But Stephens and Katz keep things light — almost too light. Once the two leads leave Reykjavik, the dialog becomes more introspective. It’s as if the magical landscape of Iceland, with geysers, black sand and hot sprints, is casting its spell on them. Or they’re just succumbing to the natural conversation that comes from driving in a car together. Either way, this improves their rapport. Mitch finally stops riding Colin and exposes his own vulnerabilities, resurrecting the connection they forged years ago by marrying into the same family.
According to interviews with the filmmakers, the script was 70 percent written, 15 percent loosely scripted and 15 percent ad-libbed. The scenes in Iceland were shot over 18 days. With such a condensed shooting schedule, it would seem that the film would have a tight timeline. But the vacationers are allowed to meander, often to a meaningful end, including an anxiety-filled nighttime stroll. But there are times when it seems the filmmakers are just killing time and trying to force a feel-good vibe. When Mitch and Colin exit the car just to dance to Big Country’s 1983 hit “In a Big Country,” their vitality and relevance seem forced and ridiculous. (R) Rating: 3 (Posted on 09/02/14)
The November Man
Reviewed by Dan Lybarger
Meat Loaf once sang that "Two Out of Three Ain't Bad," but in the case of The November Man, having an able leading man and a proficient director can't make up for a limp script. The idea of having Pierce Brosnan play novelist Bill Granger's rogue spy Peter Devereaux sounds great on paper. Brosnan was probably itching to imbue 007 with the rough edges Devereaux has when he played James Bond during the 1990s.

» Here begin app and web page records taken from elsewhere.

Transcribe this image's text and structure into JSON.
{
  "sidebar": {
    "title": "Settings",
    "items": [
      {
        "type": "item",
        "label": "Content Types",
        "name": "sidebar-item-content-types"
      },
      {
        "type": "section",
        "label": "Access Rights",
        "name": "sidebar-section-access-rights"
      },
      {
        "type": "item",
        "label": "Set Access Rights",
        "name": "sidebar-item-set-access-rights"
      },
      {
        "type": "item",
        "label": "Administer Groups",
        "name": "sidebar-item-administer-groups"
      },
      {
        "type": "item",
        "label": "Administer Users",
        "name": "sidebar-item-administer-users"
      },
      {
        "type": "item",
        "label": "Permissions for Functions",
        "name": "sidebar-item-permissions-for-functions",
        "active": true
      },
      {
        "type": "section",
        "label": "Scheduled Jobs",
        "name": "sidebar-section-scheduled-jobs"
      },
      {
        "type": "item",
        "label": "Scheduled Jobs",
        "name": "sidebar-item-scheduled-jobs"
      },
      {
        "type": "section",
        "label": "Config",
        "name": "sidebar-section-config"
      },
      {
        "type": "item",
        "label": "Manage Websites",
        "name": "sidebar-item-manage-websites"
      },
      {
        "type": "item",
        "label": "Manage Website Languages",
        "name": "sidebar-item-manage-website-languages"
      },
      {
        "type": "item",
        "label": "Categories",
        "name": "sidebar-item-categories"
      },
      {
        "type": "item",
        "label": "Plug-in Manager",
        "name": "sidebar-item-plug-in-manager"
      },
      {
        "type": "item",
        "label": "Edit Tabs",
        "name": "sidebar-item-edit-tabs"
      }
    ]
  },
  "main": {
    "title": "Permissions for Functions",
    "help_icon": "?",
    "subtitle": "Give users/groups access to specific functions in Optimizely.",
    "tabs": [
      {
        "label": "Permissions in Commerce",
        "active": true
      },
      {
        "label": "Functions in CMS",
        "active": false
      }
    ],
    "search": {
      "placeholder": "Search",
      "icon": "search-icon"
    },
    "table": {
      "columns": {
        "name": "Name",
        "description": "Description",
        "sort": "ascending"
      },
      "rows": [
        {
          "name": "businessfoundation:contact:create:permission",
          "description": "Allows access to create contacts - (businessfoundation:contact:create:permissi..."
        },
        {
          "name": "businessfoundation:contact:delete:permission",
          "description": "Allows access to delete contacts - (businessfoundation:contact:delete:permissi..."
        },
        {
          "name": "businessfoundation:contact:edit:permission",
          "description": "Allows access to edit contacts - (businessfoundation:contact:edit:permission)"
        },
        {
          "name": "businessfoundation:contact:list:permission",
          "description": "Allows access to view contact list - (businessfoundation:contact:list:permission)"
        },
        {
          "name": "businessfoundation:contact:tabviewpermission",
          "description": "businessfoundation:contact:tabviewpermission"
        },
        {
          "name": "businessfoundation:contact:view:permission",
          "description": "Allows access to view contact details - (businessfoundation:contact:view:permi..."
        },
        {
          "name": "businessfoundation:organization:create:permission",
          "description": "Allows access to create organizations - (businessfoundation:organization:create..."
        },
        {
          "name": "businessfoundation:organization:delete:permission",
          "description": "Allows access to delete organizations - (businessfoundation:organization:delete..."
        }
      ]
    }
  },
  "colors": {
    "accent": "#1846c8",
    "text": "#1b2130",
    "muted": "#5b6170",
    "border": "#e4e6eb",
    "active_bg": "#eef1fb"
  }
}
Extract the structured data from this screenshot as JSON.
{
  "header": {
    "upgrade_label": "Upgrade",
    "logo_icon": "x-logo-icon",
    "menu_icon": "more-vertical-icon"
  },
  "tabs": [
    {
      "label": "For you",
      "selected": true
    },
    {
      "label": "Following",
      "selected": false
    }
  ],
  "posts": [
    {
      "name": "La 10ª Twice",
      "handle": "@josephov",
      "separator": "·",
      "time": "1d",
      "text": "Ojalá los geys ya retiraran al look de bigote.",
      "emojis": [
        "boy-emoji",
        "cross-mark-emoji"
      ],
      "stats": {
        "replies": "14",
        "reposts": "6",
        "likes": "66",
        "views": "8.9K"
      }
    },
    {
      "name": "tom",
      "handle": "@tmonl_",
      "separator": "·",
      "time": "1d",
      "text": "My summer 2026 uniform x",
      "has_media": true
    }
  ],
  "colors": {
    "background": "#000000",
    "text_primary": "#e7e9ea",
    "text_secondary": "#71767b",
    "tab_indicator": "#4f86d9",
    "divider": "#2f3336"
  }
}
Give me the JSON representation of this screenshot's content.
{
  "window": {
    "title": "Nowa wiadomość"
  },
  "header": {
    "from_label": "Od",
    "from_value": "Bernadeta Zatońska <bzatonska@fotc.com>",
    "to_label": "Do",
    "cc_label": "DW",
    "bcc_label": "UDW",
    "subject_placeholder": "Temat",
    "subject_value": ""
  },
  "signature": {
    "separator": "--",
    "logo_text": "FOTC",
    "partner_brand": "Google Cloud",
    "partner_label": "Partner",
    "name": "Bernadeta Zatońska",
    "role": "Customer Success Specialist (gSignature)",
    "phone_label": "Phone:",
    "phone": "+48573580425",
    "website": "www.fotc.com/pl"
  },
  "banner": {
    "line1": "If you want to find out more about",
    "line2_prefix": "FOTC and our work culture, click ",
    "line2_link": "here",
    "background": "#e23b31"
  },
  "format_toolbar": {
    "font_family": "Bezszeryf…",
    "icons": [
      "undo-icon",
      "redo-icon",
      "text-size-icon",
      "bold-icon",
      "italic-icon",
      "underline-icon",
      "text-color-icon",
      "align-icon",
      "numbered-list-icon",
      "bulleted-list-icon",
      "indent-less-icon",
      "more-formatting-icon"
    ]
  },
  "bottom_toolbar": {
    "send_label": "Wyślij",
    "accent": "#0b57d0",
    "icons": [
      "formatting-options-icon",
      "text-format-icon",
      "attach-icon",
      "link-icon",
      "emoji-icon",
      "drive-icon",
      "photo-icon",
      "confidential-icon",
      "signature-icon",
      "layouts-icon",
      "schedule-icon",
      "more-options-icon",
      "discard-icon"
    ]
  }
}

Devereaux can't get out of impossible situations with the same flare and panache that Bond did, but having trained a good number of the CIA's field agents, he can evade and outgun anybody the agency sends after him, even he's noticeably older than the folks Langley sends to recruit or kill him.
Happily retired, his old boss Hanley (Bill Smitrovich) asks him to return to duty to protect an asset who has damning information on Russian presidential candidate Arkady Federov (Lazar Ristovski). The mission is a setup and goes horribly wrong with Devereaux running for his life and trying to figure out who sent two competing Agency teams on the same mission, dooming it to failure.
The mystery of who has double-crossed the operatives is neither all the surprising or compelling. This seems especially disappointing because The November Man involves multiple fatalities, human trafficking, extensive property damage, an enigmatic relief worker (former Bond girl Olga Kurylenko) and international intrigue. The fate of nations is hanging in the balance, but a sense of indifference rises whenever director Roger Donaldson (No Way Out, The Bank Job) isn't featuring gunshots or car wrecks.
None of the characters are terribly dynamic or thought out, so it's hard to get worked up over the potential survival of any of them. For example, Devereaux has a former protégé named Mason (Luke Bracey), who has been sent to bring him down before the former agent can expose some of the Agency's skullduggery. While Mason is basically a failed student of Devereaux's, he isn't enough of an adversary to make the older agent's flight that interesting.
At least Brosnan's Devereaux can be grim without being completely glum. Devereaux has the nickname "November Man" because of his cold demeanor and his habit of sending adversaries to early graves.
Granger has written a series of novels about Devereaux, but if The November Man, which is based on the book There Are No Spies is any indication, the stories featuring him might need more than a dour attitude. (R) Rating: 2.5 (Posted on 09/02/14)
The November Man
Spy stories can be grim,
but they should never, ever
make gunplay boring.